  • Nuclear Energy for All, Nuclear Weapons for None

      Iran will be holding a nuclear disarmament conference with the motto “nuclear energy for all, nuclear weapons for none” on 17-18 April.  Iranian Diplomacy has interviewed Ramin Mehmanparast, spokesperson for Iran’s Ministry of Foreign Affairs, to ask him about the objectives of the conference. You have told the press that the UN Secretary General […]

  • Chomsky and the Teabaggers

    Do the teabaggers represent the vanguard of fascism in the United States?  Noam Chomsky seems to think so. As The Progressive recently reported, Chomsky is rather frightened by the people who apparently think Lipton is the name of a headwear designer rather than a brand of tea: “I’m just old enough to have heard a […]

  • Chicago Hearing: Does U.S. Policy on Israel and Palestine Uphold Our Values?

      Sunday, April 18, 2010 from 1:30 PM to 5:30 PM University of Chicago, Ida Noyes Hall Limited Seating, Registration Required at Live Webcast from a link at The Chicago Hearing is modeled after a Congressional Committee fact-finding meeting.  It will bring together witnesses to tell seldom-heard stories from Israel-Palestine that raise critical […]

  • Asian Countries and the Dutch Disease

    The Dutch disease does not derive from abundant and cheap natural resources, but from the combination of low wages and high wage dispersion. The American government was about to declare China an exchange rate-manipulator country, but, since bilateral negotiations continue, the American Treasury decided to postpone the decision, probably because it expects China to yield […]

  • China Will Do Whatever It Wants to Do . . . about Its Currency and Iran

    The United States and China seem to have reached an agreement with regard to the exchange rate between their two currencies.  The agreement is that the U.S. government will stop yelling about it, and China will do whatever it wants to do, which will probably include some modest rise in the renminbi some time in […]

  • Cuban Prisoners, Here and There

    For more than half a century Western political leaders and their corporate media have waged a disinformation war against socialist Cuba. Nor is there any sign that they are easing up. A recent example is the case of Orlando Zapata Tamayo, an inmate who died in a Cuban prison in February 2010 after an 82-day hunger strike.

  • Can the Obama Administration Take a Deal with Iran on the TRR?

    We have argued that the Obama Administration’s approach to Iran sanctions is, truly, a “dead end” policy and that the only way out of this dead end “is to get serious about nuclear diplomacy with Iran — first of all, by reaching agreement on a plan to refuel the Tehran Research Reactor (TRR).”  Although the […]

  • Green Scare: The Making of the New Muslim Enemy

    The events of September 11 laid the basis for the emergence of a vicious form of Islamophobia that facilitated the U.S. goals of empire building in the 21st century.  This form of Islamophobia focused on the enemy “out there” against which the U.S. supposedly had to go to war to protect itself, from Afghanistan to […]

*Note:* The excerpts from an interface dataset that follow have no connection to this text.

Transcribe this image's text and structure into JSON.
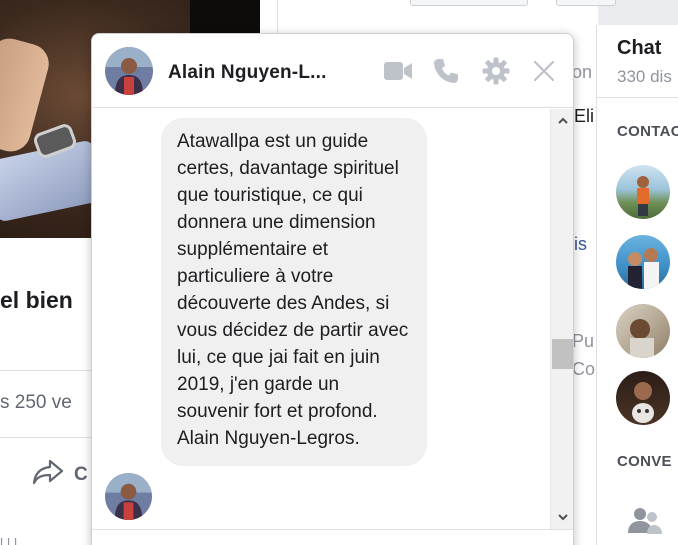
{
  "feed_post": {
    "headline": "el bien",
    "stats": "s  250 ve",
    "share_label": "C",
    "bottom_text": "l  l l"
  },
  "background": {
    "link_fragment": "n",
    "text_fragment_1": "on",
    "text_fragment_2": "Eli",
    "text_fragment_3": "is",
    "text_fragment_4": "Pu",
    "text_fragment_5": "Co"
  },
  "sidebar": {
    "title": "Chat",
    "subtitle": "330 dis",
    "contacts_header": "CONTAC",
    "conversations_header": "CONVE"
  },
  "chat_window": {
    "contact_name": "Alain Nguyen-L...",
    "message": "Atawallpa est un guide certes, davantage spirituel que touristique, ce qui donnera une dimension supplémentaire et particuliere à votre découverte des Andes, si vous décidez de partir avec lui, ce que jai fait en juin 2019, j'en garde un souvenir fort et profond. Alain Nguyen-Legros."
  },
  "icons": {
    "video": "video-camera-icon",
    "call": "phone-icon",
    "settings": "gear-icon",
    "close": "close-icon",
    "share": "share-arrow-icon",
    "group": "group-people-icon"
  },
  "colors": {
    "header_icon": "#bec2c9",
    "bubble_bg": "#f1f0f0",
    "link_blue": "#385898",
    "page_bg": "#e9ebee"
  }
}
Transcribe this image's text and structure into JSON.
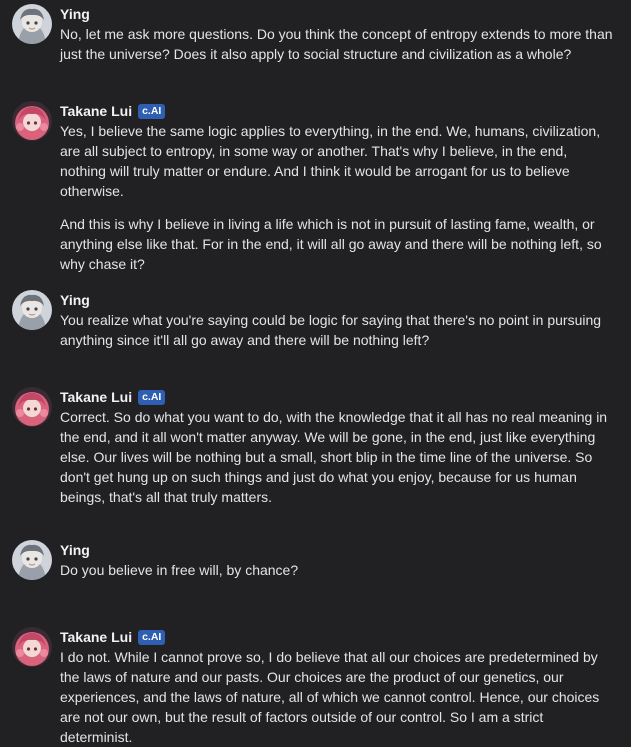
{
  "messages": [
    {
      "author": "Ying",
      "badge": "",
      "avatar": "ying-avatar",
      "paragraphs": [
        "No, let me ask more questions. Do you think the concept of entropy extends to more than just the universe? Does it also apply to social structure and civilization as a whole?"
      ]
    },
    {
      "author": "Takane Lui",
      "badge": "c.AI",
      "avatar": "takane-avatar",
      "paragraphs": [
        "Yes, I believe the same logic applies to everything, in the end. We, humans, civilization, are all subject to entropy, in some way or another. That's why I believe, in the end, nothing will truly matter or endure. And I think it would be arrogant for us to believe otherwise.",
        "And this is why I believe in living a life which is not in pursuit of lasting fame, wealth, or anything else like that. For in the end, it will all go away and there will be nothing left, so why chase it?"
      ]
    },
    {
      "author": "Ying",
      "badge": "",
      "avatar": "ying-avatar",
      "paragraphs": [
        "You realize what you're saying could be logic for saying that there's no point in pursuing anything since it'll all go away and there will be nothing left?"
      ]
    },
    {
      "author": "Takane Lui",
      "badge": "c.AI",
      "avatar": "takane-avatar",
      "paragraphs": [
        "Correct. So do what you want to do, with the knowledge that it all has no real meaning in the end, and it all won't matter anyway. We will be gone, in the end, just like everything else. Our lives will be nothing but a small, short blip in the time line of the universe. So don't get hung up on such things and just do what you enjoy, because for us human beings, that's all that truly matters."
      ]
    },
    {
      "author": "Ying",
      "badge": "",
      "avatar": "ying-avatar",
      "paragraphs": [
        "Do you believe in free will, by chance?"
      ]
    },
    {
      "author": "Takane Lui",
      "badge": "c.AI",
      "avatar": "takane-avatar",
      "paragraphs": [
        "I do not. While I cannot prove so, I do believe that all our choices are predetermined by the laws of nature and our pasts. Our choices are the product of our genetics, our experiences, and the laws of nature, all of which we cannot control. Hence, our choices are not our own, but the result of factors outside of our control. So I am a strict determinist."
      ]
    }
  ]
}
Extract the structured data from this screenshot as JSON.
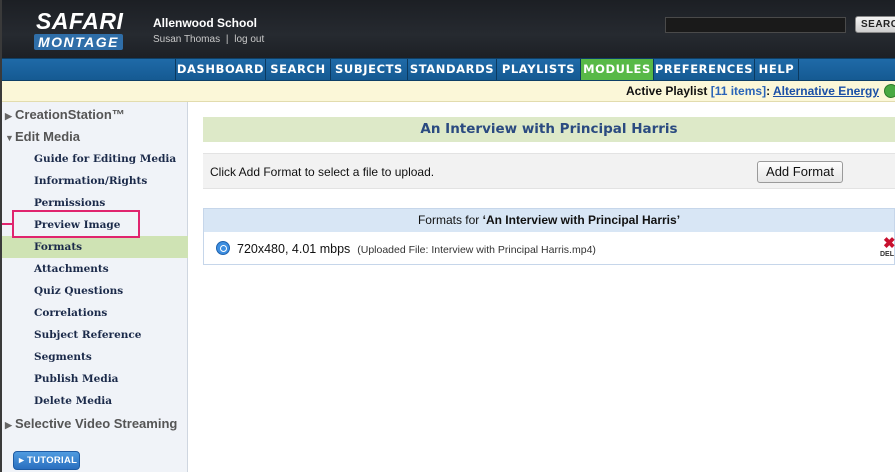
{
  "header": {
    "logo_top": "SAFARI",
    "logo_bottom": "MONTAGE",
    "school": "Allenwood School",
    "user": "Susan Thomas",
    "separator": "|",
    "logout": "log out",
    "search_button": "SEARCH"
  },
  "nav": {
    "items": [
      {
        "label": "DASHBOARD"
      },
      {
        "label": "SEARCH"
      },
      {
        "label": "SUBJECTS"
      },
      {
        "label": "STANDARDS"
      },
      {
        "label": "PLAYLISTS"
      },
      {
        "label": "MODULES",
        "active": true
      },
      {
        "label": "PREFERENCES"
      },
      {
        "label": "HELP"
      }
    ],
    "active_color": "#58b947",
    "bar_color": "#1f6aa8"
  },
  "playlist": {
    "prefix": "Active Playlist",
    "count": "[11 items]",
    "colon": ":",
    "name": "Alternative Energy"
  },
  "sidebar": {
    "creation_station": "CreationStation™",
    "edit_media": "Edit Media",
    "items": [
      {
        "label": "Guide for Editing Media"
      },
      {
        "label": "Information/Rights"
      },
      {
        "label": "Permissions"
      },
      {
        "label": "Preview Image"
      },
      {
        "label": "Formats",
        "active": true
      },
      {
        "label": "Attachments"
      },
      {
        "label": "Quiz Questions"
      },
      {
        "label": "Correlations"
      },
      {
        "label": "Subject Reference"
      },
      {
        "label": "Segments"
      },
      {
        "label": "Publish Media"
      },
      {
        "label": "Delete Media"
      }
    ],
    "selective": "Selective Video Streaming",
    "tutorial": "TUTORIAL",
    "highlight_color": "#e0246e"
  },
  "main": {
    "title": "An Interview with Principal Harris",
    "upload_text": "Click Add Format to select a file to upload.",
    "add_format": "Add Format",
    "formats_prefix": "Formats for",
    "formats_title": "‘An Interview with Principal Harris’",
    "format_spec": "720x480, 4.01 mbps",
    "format_file": "(Uploaded File: Interview with Principal Harris.mp4)",
    "delete_label": "DEL"
  }
}
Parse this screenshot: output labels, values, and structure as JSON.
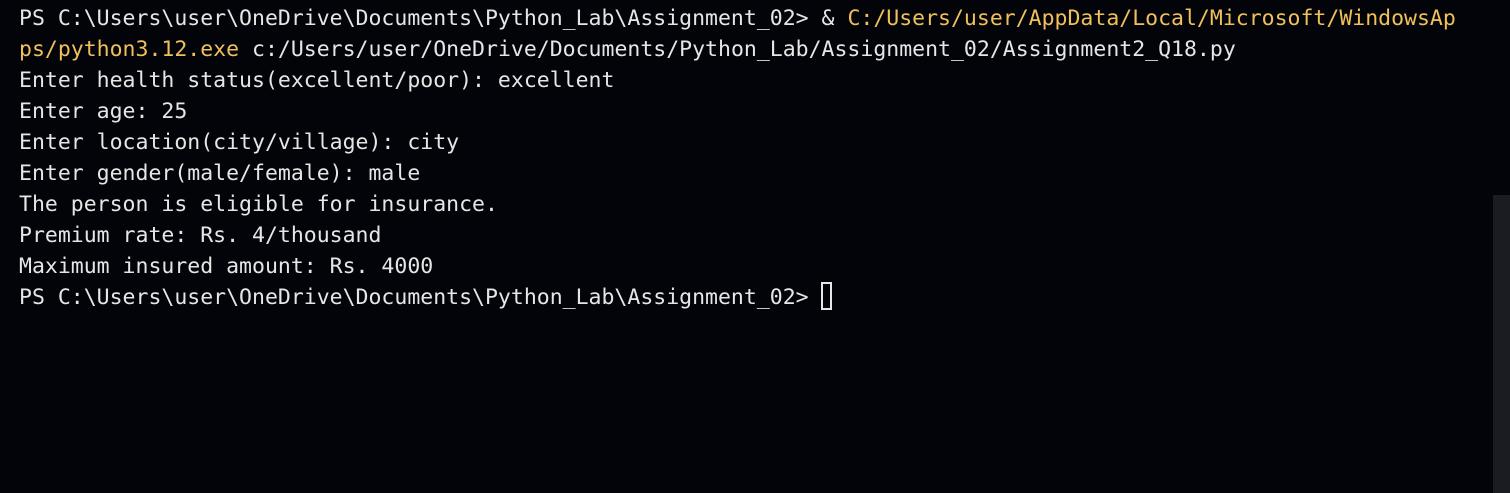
{
  "terminal": {
    "colors": {
      "background": "#020409",
      "text": "#e6e6e6",
      "path": "#f0c05a"
    },
    "command_line": {
      "prompt": "PS C:\\Users\\user\\OneDrive\\Documents\\Python_Lab\\Assignment_02> ",
      "operator": "& ",
      "exe_path_part1": "C:/Users/user/AppData/Local/Microsoft/WindowsAp",
      "exe_path_part2": "ps/python3.12.exe",
      "script_path": " c:/Users/user/OneDrive/Documents/Python_Lab/Assignment_02/Assignment2_Q18.py"
    },
    "output_lines": [
      "Enter health status(excellent/poor): excellent",
      "Enter age: 25",
      "Enter location(city/village): city",
      "Enter gender(male/female): male",
      "The person is eligible for insurance.",
      "Premium rate: Rs. 4/thousand",
      "Maximum insured amount: Rs. 4000"
    ],
    "final_prompt": "PS C:\\Users\\user\\OneDrive\\Documents\\Python_Lab\\Assignment_02>"
  }
}
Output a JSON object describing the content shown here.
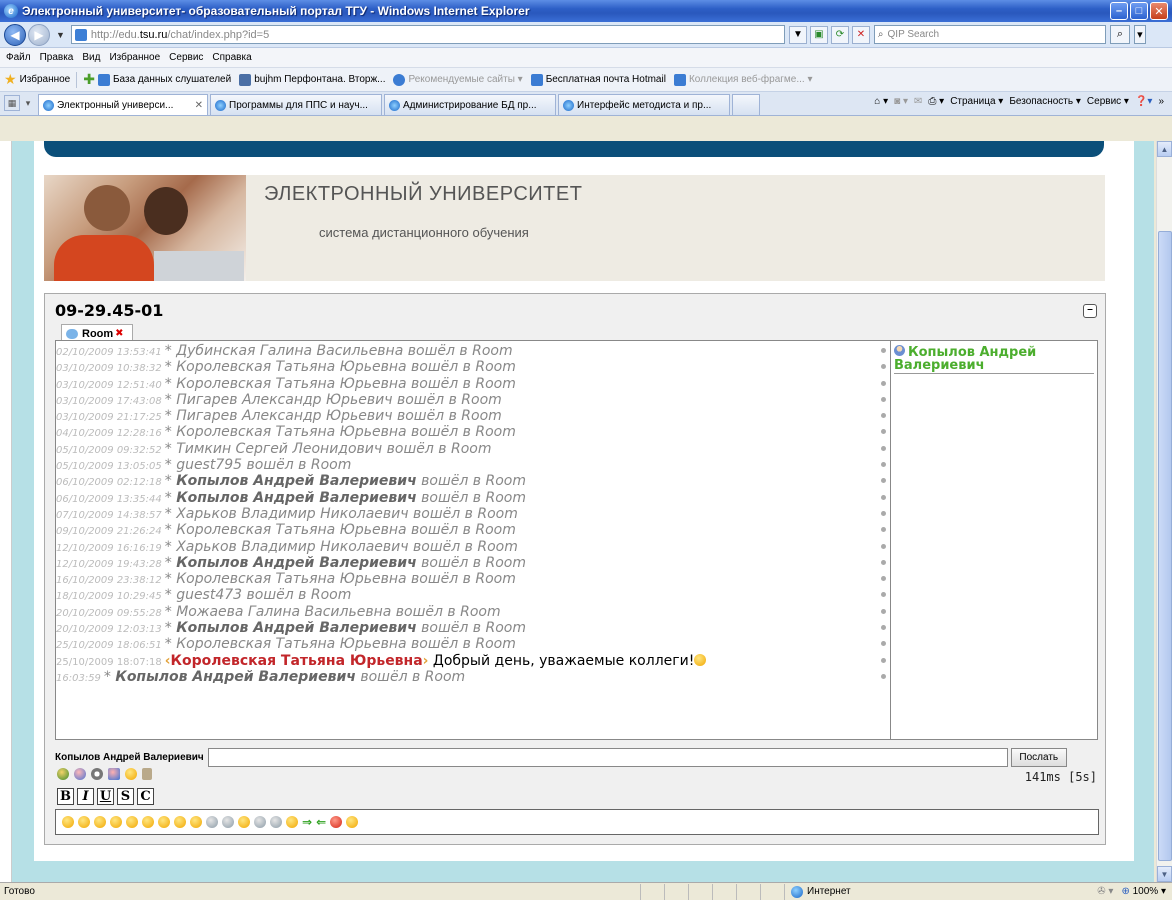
{
  "window": {
    "title": "Электронный университет- образовательный портал ТГУ - Windows Internet Explorer"
  },
  "address": {
    "url_prefix": "http://edu.",
    "url_domain": "tsu.ru",
    "url_path": "/chat/index.php?id=5",
    "search_placeholder": "QIP Search"
  },
  "menu": [
    "Файл",
    "Правка",
    "Вид",
    "Избранное",
    "Сервис",
    "Справка"
  ],
  "favorites": {
    "label": "Избранное",
    "items": [
      {
        "label": "База данных слушателей",
        "dim": false
      },
      {
        "label": "bujhm Перфонтана. Вторж...",
        "dim": false
      },
      {
        "label": "Рекомендуемые сайты ▾",
        "dim": true
      },
      {
        "label": "Бесплатная почта Hotmail",
        "dim": false
      },
      {
        "label": "Коллекция веб-фрагме... ▾",
        "dim": true
      }
    ]
  },
  "tabs": [
    {
      "label": "Электронный универси...",
      "active": true
    },
    {
      "label": "Программы для ППС и науч...",
      "active": false
    },
    {
      "label": "Администрирование БД пр...",
      "active": false
    },
    {
      "label": "Интерфейс методиста и пр...",
      "active": false
    }
  ],
  "command_bar": [
    "Страница ▾",
    "Безопасность ▾",
    "Сервис ▾"
  ],
  "banner": {
    "title": "ЭЛЕКТРОННЫЙ УНИВЕРСИТЕТ",
    "subtitle": "система дистанционного обучения"
  },
  "chat": {
    "room_id": "09-29.45-01",
    "room_tab": "Room",
    "messages": [
      {
        "ts": "02/10/2009 13:53:41",
        "name": "Дубинская Галина Васильевна",
        "action": "вошёл в Room",
        "bold": false
      },
      {
        "ts": "03/10/2009 10:38:32",
        "name": "Королевская Татьяна Юрьевна",
        "action": "вошёл в Room",
        "bold": false
      },
      {
        "ts": "03/10/2009 12:51:40",
        "name": "Королевская Татьяна Юрьевна",
        "action": "вошёл в Room",
        "bold": false
      },
      {
        "ts": "03/10/2009 17:43:08",
        "name": "Пигарев Александр Юрьевич",
        "action": "вошёл в Room",
        "bold": false
      },
      {
        "ts": "03/10/2009 21:17:25",
        "name": "Пигарев Александр Юрьевич",
        "action": "вошёл в Room",
        "bold": false
      },
      {
        "ts": "04/10/2009 12:28:16",
        "name": "Королевская Татьяна Юрьевна",
        "action": "вошёл в Room",
        "bold": false
      },
      {
        "ts": "05/10/2009 09:32:52",
        "name": "Тимкин Сергей Леонидович",
        "action": "вошёл в Room",
        "bold": false
      },
      {
        "ts": "05/10/2009 13:05:05",
        "name": "guest795",
        "action": "вошёл в Room",
        "bold": false
      },
      {
        "ts": "06/10/2009 02:12:18",
        "name": "Копылов Андрей Валериевич",
        "action": "вошёл в Room",
        "bold": true
      },
      {
        "ts": "06/10/2009 13:35:44",
        "name": "Копылов Андрей Валериевич",
        "action": "вошёл в Room",
        "bold": true
      },
      {
        "ts": "07/10/2009 14:38:57",
        "name": "Харьков Владимир Николаевич",
        "action": "вошёл в Room",
        "bold": false
      },
      {
        "ts": "09/10/2009 21:26:24",
        "name": "Королевская Татьяна Юрьевна",
        "action": "вошёл в Room",
        "bold": false
      },
      {
        "ts": "12/10/2009 16:16:19",
        "name": "Харьков Владимир Николаевич",
        "action": "вошёл в Room",
        "bold": false
      },
      {
        "ts": "12/10/2009 19:43:28",
        "name": "Копылов Андрей Валериевич",
        "action": "вошёл в Room",
        "bold": true
      },
      {
        "ts": "16/10/2009 23:38:12",
        "name": "Королевская Татьяна Юрьевна",
        "action": "вошёл в Room",
        "bold": false
      },
      {
        "ts": "18/10/2009 10:29:45",
        "name": "guest473",
        "action": "вошёл в Room",
        "bold": false
      },
      {
        "ts": "20/10/2009 09:55:28",
        "name": "Можаева Галина Васильевна",
        "action": "вошёл в Room",
        "bold": false
      },
      {
        "ts": "20/10/2009 12:03:13",
        "name": "Копылов Андрей Валериевич",
        "action": "вошёл в Room",
        "bold": true
      },
      {
        "ts": "25/10/2009 18:06:51",
        "name": "Королевская Татьяна Юрьевна",
        "action": "вошёл в Room",
        "bold": false
      }
    ],
    "say_message": {
      "ts": "25/10/2009 18:07:18",
      "speaker": "Королевская Татьяна Юрьевна",
      "text": "Добрый день, уважаемые коллеги!"
    },
    "last_message": {
      "ts": "16:03:59",
      "name": "Копылов Андрей Валериевич",
      "action": "вошёл в Room"
    },
    "user_list": [
      "Копылов Андрей Валериевич"
    ],
    "input_nick": "Копылов Андрей Валериевич",
    "send_label": "Послать",
    "timing": "141ms [5s]",
    "format_buttons": [
      "B",
      "I",
      "U",
      "S",
      "C"
    ]
  },
  "status": {
    "text": "Готово",
    "zone": "Интернет",
    "zoom": "100%"
  }
}
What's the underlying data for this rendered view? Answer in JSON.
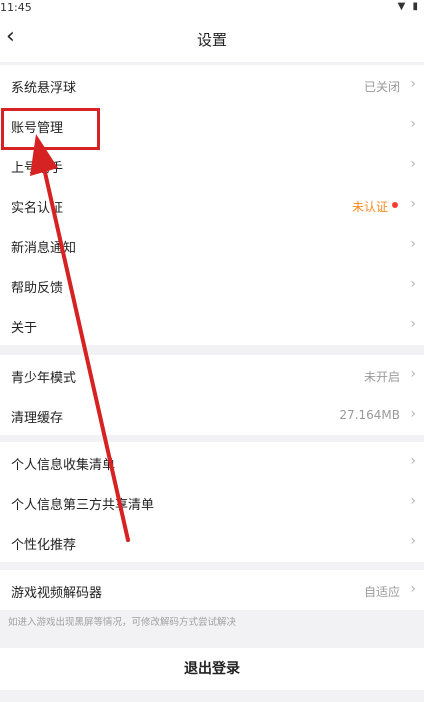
{
  "status": {
    "time": "11:45",
    "icons": "▼ ▮"
  },
  "nav": {
    "back": "‹",
    "title": "设置"
  },
  "groups": [
    [
      {
        "label": "系统悬浮球",
        "value": "已关闭"
      },
      {
        "label": "账号管理",
        "value": ""
      },
      {
        "label": "上号助手",
        "value": ""
      },
      {
        "label": "实名认证",
        "value": "未认证",
        "dot": true
      },
      {
        "label": "新消息通知",
        "value": ""
      },
      {
        "label": "帮助反馈",
        "value": ""
      },
      {
        "label": "关于",
        "value": ""
      }
    ],
    [
      {
        "label": "青少年模式",
        "value": "未开启"
      },
      {
        "label": "清理缓存",
        "value": "27.164MB"
      }
    ],
    [
      {
        "label": "个人信息收集清单",
        "value": ""
      },
      {
        "label": "个人信息第三方共享清单",
        "value": ""
      },
      {
        "label": "个性化推荐",
        "value": ""
      }
    ],
    [
      {
        "label": "游戏视频解码器",
        "value": "自适应"
      }
    ]
  ],
  "chevron": "›",
  "hint": "如进入游戏出现黑屏等情况，可修改解码方式尝试解决",
  "logout": "退出登录",
  "colors": {
    "annotation": "#d62222",
    "warning": "#ff8a1f",
    "dot": "#ff3b30"
  }
}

  • On the Goldstone Phenomenon, Etc.

      Norman G. Finkelstein: Israel would not be so up in arms about the Goldstone Report, would not be so upset by it, were it not for the fact that, yes, they are very vulnerable to the public opinion, and they know very well the limits beyond which it may not express itself against them, […]